This study was conducted through a University of North Carolina School of Medicine fellowship awarded to David Mahoney by the Holderness family, and with support from the University of North Carolina Fogarty AIDS Integrated Training Program and the University of North Carolina Center for AIDS Research.
Gail E. Henderson is Professor of Social Medicine at the University of North Carolina School of Medicine where she is also Director of the International Core of the Center for AIDS Research. Her teaching and research interests include global health inequality and research ethics.
Amy L. Corneli is an Associate Scientist II at Family Health International. Her research has focused on international research ethics, specifically on informed consent and issues related to disclosure and assent among youth participating in HIV-related research. She also collaborates on socio-behavioral and community activities in support of HIV prevention clinical trials.
David B. Mahoney worked for several years as a medical writer in the pharmaceutical industry and received his Masters’ degree in Bioethics from the University of Pennsylvania before starting medical school at the University of North Carolina. He is currently a Family Medicine resident at the University of Virginia.
Daniel K. Nelson is Associate Professor of Social Medicine and Pediatrics, and Director of the Office of Human Research Ethics at University of North Carolina. He has helped launch several national initiatives to improve oversight of human subjects research, and currently serves on the Secretary’s Advisory Committee on Human Research Protections (SACHRP, DHHS).
Charles Mwansambo is Consultant Paediatrician and Head of the Paediatrics Department at Kamuzu Central Hospital in Lilongwe, Malawi. He also chairs the National Health Sciences Research and Ethics Committee.

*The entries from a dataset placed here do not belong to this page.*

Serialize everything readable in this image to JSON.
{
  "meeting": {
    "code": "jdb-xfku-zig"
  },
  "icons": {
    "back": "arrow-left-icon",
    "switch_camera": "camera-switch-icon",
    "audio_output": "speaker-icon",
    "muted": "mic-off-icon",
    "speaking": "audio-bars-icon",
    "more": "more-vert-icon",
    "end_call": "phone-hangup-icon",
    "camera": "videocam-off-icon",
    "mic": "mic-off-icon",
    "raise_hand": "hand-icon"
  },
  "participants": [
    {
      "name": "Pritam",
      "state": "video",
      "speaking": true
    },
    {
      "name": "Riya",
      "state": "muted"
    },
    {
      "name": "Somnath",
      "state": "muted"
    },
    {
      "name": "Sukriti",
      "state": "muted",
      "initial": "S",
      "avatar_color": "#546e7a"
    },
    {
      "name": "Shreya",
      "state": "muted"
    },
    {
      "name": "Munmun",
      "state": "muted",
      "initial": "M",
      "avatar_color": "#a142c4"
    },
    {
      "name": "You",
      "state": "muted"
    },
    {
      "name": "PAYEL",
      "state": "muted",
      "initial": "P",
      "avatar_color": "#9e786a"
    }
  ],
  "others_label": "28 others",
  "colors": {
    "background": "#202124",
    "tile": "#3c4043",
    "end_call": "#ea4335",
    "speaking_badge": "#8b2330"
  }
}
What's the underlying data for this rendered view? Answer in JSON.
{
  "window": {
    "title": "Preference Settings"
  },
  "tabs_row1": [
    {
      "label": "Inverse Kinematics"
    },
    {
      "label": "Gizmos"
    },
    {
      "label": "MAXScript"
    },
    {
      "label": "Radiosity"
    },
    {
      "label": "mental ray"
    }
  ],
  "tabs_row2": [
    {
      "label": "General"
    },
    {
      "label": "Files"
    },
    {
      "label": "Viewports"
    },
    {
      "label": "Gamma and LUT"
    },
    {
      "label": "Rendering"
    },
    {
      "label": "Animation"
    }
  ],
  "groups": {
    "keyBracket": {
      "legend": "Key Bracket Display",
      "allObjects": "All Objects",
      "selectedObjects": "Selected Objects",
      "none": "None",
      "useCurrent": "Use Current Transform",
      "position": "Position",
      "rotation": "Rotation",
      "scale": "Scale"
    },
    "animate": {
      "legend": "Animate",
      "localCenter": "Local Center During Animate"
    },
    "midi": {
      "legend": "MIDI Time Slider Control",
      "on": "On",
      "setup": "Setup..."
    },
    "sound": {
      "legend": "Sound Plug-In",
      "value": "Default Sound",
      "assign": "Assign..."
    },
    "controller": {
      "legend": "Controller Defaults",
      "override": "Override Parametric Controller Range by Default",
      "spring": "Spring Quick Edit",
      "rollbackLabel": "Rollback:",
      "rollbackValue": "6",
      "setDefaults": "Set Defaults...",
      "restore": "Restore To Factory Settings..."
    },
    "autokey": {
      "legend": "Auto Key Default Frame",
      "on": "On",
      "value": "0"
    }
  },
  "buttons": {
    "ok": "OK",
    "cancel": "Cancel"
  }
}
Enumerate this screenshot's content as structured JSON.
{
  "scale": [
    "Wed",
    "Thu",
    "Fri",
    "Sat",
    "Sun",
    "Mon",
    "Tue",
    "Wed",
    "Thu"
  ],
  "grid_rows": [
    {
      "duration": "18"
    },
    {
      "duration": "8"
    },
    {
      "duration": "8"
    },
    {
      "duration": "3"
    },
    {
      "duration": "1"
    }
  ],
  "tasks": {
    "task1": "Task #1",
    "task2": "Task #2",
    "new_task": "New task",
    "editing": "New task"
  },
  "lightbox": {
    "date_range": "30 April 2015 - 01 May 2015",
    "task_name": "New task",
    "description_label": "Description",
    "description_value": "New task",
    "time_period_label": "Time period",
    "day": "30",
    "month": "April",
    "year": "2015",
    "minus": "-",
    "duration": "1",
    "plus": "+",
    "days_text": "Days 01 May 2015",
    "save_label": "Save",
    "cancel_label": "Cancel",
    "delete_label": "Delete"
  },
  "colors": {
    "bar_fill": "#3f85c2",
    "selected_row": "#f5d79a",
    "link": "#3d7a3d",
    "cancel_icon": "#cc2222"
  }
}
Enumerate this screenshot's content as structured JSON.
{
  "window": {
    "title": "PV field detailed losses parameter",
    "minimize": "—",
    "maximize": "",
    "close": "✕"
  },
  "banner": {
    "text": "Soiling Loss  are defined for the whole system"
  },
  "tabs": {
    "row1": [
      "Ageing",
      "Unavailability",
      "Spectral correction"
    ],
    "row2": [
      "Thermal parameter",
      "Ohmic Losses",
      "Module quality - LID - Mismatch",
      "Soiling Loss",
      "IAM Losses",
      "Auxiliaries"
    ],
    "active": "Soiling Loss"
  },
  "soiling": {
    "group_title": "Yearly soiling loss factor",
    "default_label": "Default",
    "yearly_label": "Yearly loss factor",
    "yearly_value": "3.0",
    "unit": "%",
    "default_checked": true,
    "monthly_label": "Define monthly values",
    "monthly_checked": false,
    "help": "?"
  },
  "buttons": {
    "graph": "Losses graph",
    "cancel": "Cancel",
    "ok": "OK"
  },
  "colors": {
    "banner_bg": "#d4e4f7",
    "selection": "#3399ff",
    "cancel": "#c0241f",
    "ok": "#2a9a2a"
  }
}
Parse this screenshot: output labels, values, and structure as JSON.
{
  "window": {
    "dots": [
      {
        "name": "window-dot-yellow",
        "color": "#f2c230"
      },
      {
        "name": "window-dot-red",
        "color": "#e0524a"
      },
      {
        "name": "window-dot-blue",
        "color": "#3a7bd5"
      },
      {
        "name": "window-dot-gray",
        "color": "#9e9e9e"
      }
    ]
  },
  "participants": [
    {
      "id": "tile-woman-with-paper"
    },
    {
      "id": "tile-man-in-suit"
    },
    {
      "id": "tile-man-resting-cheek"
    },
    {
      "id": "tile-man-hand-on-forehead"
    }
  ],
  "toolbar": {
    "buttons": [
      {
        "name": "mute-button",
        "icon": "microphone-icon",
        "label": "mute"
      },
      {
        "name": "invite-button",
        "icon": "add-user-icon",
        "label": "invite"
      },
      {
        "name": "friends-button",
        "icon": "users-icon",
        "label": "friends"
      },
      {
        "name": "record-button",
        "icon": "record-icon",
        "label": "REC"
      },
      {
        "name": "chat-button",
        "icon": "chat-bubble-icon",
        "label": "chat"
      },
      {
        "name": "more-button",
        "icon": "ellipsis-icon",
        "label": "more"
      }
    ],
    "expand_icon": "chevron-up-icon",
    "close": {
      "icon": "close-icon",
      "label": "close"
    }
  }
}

Gail E. Henderson, University of North Carolina at Chapel Hill (USA)
Amy L. Corneli, Family Health International (USA)
David B. Mahoney, University of North Carolina at Chapel Hill (USA)
Daniel K. Nelson, University of North Carolina at Chapel Hill (USA)
Charles Mwansambo, Kamuzu Central Hospital in Lilongwe (Malawi)